By: Erica Venton, a personal reflection
Endings aren’t always happy. The close of the year brings joy and thanksgiving to many and to others the close of the year is a reflection of the past that often comes with sadness and a sense of missing out.
It is easy to focus on what is lost — time, people, opportunity, warm weather. The close of the year brings twenty-something different holidays, depending on your religion, culture, and family birthday schedule. While these holidays are a reason to pause and celebrate, they can also be a reflection of happier moments.
The clatter and chatter of those around you doesn’t mirror all the feelings. Social media scrolls family photos and posts of love, while the ads are regularly encouraging you to buy. It can be overwhelming and inundating, the perky positivity doing more damage than good.
I’ve been there. Many of us have been there. Where silent halls echo the sadness and the sound of missing voices. That place where your heart aches for what was instead of what is ahead. Not every happy holiday happens during a happy season in our lives. So how do we carry on in a season of life that isn’t so jolly?
A wise woman once told me to focus on serving others. When our own woes and worries start to make you feel alone, especially when others seem so joyous, that is precisely the moment to do one small act of kindness for someone else. For me, that was coffee service - making coffee and cocoa for others reminded me that I was needed and helped me feel like I was doing something helpful for others. Simple acts of kindness mean you look beyond your own darkness to see the people around you. We could all use a little extra kindness.
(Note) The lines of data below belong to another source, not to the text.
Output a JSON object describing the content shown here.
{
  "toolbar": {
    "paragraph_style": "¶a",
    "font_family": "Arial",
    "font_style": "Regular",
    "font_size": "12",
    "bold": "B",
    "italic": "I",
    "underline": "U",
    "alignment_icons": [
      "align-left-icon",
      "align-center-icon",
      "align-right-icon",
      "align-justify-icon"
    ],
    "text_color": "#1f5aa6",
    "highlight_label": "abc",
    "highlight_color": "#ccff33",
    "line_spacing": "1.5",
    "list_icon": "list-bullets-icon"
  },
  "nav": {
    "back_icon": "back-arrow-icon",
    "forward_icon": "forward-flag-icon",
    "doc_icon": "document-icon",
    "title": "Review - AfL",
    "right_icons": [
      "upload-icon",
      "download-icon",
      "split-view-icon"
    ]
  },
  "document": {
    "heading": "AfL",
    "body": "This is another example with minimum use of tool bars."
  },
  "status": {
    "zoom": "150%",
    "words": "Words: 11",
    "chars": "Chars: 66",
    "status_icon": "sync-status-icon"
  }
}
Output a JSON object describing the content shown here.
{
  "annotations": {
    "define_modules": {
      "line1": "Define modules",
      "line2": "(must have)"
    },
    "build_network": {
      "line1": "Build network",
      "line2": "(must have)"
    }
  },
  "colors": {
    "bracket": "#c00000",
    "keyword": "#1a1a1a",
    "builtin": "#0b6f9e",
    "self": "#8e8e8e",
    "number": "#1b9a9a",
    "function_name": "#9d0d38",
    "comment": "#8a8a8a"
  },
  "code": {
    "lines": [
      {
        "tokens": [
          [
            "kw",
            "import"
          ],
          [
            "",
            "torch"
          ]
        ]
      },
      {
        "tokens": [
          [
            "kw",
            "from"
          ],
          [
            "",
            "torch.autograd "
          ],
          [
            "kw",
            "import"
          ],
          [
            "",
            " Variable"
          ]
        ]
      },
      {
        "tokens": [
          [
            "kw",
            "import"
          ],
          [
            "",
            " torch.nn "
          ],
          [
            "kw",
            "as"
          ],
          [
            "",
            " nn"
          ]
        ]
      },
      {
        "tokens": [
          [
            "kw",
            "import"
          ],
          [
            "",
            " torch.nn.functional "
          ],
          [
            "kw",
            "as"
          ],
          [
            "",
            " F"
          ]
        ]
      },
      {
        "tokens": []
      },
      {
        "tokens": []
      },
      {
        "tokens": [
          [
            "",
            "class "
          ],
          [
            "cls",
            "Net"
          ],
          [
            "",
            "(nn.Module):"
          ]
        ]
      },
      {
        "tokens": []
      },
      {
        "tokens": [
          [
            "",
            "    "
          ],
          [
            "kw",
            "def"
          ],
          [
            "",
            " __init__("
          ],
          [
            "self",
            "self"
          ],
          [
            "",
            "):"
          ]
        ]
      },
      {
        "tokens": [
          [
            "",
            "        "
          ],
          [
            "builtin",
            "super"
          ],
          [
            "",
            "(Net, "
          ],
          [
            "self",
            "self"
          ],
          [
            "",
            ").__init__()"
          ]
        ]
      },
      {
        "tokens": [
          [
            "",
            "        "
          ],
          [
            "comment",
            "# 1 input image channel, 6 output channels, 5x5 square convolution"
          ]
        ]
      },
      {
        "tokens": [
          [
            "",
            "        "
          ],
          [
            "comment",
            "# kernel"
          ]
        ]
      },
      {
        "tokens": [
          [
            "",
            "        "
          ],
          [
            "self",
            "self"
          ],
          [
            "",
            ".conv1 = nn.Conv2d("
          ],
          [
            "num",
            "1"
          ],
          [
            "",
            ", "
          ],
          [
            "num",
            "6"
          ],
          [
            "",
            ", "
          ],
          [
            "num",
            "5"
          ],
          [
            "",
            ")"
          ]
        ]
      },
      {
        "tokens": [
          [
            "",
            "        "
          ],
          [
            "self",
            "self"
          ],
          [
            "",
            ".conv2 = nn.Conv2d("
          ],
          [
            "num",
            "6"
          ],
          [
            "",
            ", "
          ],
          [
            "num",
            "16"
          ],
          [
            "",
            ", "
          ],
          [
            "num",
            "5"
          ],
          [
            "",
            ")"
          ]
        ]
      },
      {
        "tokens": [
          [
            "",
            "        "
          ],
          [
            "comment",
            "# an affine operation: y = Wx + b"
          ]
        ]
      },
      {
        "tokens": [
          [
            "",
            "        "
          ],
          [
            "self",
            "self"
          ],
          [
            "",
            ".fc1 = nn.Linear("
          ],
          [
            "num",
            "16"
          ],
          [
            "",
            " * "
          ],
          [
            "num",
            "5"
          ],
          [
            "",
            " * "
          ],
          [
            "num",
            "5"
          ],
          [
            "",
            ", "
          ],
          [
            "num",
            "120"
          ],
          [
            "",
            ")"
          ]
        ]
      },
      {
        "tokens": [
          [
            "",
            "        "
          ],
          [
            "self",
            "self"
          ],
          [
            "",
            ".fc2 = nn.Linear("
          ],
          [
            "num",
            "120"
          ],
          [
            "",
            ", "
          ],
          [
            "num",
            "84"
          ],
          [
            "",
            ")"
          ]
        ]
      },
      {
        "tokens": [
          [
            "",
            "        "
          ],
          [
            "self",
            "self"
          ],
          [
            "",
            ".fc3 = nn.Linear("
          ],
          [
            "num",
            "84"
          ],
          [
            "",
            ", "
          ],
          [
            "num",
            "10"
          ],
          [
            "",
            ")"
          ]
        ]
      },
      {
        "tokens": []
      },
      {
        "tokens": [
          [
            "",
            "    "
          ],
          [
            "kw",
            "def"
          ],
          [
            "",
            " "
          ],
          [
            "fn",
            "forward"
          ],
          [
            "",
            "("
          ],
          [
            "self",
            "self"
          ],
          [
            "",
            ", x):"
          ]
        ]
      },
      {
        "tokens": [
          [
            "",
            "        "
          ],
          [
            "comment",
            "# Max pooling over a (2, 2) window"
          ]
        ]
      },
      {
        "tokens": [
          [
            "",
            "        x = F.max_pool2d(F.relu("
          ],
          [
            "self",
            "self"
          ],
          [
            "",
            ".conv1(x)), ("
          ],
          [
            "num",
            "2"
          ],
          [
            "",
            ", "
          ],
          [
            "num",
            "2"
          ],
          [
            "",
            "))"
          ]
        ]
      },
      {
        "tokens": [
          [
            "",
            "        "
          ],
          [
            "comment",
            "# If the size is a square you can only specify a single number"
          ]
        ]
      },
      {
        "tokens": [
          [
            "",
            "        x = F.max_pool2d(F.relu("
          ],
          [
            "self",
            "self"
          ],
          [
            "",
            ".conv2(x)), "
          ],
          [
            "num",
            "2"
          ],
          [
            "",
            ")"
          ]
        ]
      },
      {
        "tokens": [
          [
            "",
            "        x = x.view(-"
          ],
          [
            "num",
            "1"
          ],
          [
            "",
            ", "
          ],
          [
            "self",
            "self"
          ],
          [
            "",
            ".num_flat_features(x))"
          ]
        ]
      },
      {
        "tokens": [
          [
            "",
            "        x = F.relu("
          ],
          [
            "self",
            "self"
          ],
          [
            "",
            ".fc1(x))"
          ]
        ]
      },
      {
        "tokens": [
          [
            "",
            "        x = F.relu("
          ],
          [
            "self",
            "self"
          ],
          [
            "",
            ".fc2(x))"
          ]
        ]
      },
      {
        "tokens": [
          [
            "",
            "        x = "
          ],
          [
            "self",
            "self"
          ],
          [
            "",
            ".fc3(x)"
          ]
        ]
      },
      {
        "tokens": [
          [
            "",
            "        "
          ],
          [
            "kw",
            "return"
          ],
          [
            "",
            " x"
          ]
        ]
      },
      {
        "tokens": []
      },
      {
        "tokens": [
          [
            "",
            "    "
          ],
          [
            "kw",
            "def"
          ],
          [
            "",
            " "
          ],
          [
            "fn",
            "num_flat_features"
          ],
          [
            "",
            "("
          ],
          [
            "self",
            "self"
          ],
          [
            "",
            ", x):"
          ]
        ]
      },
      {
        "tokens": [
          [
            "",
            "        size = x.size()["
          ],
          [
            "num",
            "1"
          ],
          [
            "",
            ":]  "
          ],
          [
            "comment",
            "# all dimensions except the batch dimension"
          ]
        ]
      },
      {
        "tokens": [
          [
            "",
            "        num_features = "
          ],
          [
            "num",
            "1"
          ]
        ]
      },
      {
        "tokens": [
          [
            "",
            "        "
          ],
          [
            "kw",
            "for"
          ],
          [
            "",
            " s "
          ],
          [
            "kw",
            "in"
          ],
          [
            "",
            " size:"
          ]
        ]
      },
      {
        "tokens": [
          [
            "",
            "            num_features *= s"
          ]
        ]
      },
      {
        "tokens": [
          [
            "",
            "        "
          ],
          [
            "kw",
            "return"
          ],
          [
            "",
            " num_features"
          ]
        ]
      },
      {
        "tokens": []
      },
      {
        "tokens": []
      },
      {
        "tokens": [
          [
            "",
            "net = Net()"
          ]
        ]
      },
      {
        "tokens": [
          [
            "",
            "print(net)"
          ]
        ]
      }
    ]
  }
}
- Smile at other people - you can’t imagine how many people feel invisible this time of year, especially servers, cashiers, sales clerks, bus drivers, door greeters, old folks, young parents, and so many more.
- Hold the door for someone.
- Leave $5 on the counter for the person behind you for no reason other than to make someone else’s day.
- Wave or make funny faces at kids in stores and just keep walking.
- Build mini snowmen along your walking route.
- Take a basket full of dollar store craft supplies to a preschool or elderly home.
- Sit with someone and let them do all the talking.
- Bring your neighbor's trash can back up their driveway.
- Leave snacks on your porch for delivery drivers.
- Write thank you notes and carry them with you to hand out at random.
The gift of giving kindness doesn’t cost much at all (or anything, sometimes), but it brightens the day of others, while also helping you to get out of your own head for a while.
The other thing that has been helpful to me when a season of life becomes overwhelming is to focus on what can be done. Often we focus on what is lost, what needs to be done, what we wish were so, and more. Instead, focus on what you can do. For example:
- You can’t change the custody schedule so your kids are home for Christmas, but you
- Can use the time to recharge yourself and plan surprises for when they are home again.
- You can’t bring back a loved one, but you
- Can make their favorite dessert and then share it with others who may miss them too.
- You can’t make a feast when your family lives far away, but you
- Can join others or invite friends to join you. Think of what you could learn from each other's family customs.
- You can’t spend what you don’t have, but you
- Can get creative and make something, or create new traditions that don’t cost money.
- You can’t bring back what was lost, but you
- Can honor what is gone in a way that is meaningful to you.
- You can’t fly to see your family out of the country, but you
- Can use Zoom to make a family game night, or family dinner from across the world.
- You can't do a lot of things that you wish you could, but you
- Can always look for something good each day.
- Can give thanks to the people who have been a part of your life.
- Can find people who are in the struggle with you and make your own memories, or help them overcome.
- Can delete the social media apps for a short time so you aren’t regularly reminded of the things your heart aches for. There were several times that this was critical for me.
What you focus on will grow. I’ve always believed this. So focus on what you can do, spread kindness where you are, and look for things to be grateful for each day. Write them down so you can reflect. What you focus on will grow — sadness will consume you, positivity can overwhelm you, but gratitude and giving honors what is lost, makes way for what is to come, and grows warmth in the dark days.